> [TASK STATEMENT]
Among the records below, find each line that includes the string "structured" and copy it.

========================================

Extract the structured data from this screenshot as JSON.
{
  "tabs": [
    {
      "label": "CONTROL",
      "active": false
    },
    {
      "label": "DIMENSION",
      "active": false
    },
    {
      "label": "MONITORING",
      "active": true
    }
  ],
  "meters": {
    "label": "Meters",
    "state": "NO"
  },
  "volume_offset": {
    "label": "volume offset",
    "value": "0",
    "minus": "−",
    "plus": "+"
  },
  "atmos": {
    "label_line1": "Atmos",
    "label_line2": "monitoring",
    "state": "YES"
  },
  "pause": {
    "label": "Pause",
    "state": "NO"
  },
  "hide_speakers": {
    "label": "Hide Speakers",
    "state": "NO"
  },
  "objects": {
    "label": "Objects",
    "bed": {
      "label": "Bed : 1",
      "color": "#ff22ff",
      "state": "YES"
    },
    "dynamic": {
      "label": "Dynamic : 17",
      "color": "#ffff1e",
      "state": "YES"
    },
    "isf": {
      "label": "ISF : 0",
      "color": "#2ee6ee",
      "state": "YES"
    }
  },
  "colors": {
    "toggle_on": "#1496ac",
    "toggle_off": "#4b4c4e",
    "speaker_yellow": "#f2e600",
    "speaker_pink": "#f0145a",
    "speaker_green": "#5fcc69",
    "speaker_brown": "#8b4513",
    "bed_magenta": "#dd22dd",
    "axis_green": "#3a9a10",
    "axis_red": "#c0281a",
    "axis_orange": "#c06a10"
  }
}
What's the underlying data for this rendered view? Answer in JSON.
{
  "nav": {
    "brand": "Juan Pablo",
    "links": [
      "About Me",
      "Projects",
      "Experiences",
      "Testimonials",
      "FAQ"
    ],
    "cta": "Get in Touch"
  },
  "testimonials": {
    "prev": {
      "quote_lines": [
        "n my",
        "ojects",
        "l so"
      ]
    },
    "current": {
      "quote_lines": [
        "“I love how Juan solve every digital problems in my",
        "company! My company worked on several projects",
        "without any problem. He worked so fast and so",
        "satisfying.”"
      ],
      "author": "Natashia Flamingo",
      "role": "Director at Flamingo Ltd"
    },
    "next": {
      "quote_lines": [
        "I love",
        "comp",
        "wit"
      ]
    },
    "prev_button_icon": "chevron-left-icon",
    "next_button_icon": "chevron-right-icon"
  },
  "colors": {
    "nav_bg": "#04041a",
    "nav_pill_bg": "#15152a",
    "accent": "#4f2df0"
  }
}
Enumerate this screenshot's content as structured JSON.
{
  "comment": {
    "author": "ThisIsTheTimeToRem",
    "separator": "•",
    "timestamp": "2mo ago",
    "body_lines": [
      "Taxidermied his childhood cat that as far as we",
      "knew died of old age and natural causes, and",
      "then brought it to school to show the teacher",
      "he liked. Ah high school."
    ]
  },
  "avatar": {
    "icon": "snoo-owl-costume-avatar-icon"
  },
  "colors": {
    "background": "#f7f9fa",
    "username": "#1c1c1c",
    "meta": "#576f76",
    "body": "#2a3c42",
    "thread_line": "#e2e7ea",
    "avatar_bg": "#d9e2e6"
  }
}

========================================

> [PROBLEM SOLUTION]
Extract the structured data from this screenshot as JSON.
Enumerate this screenshot's content as structured JSON.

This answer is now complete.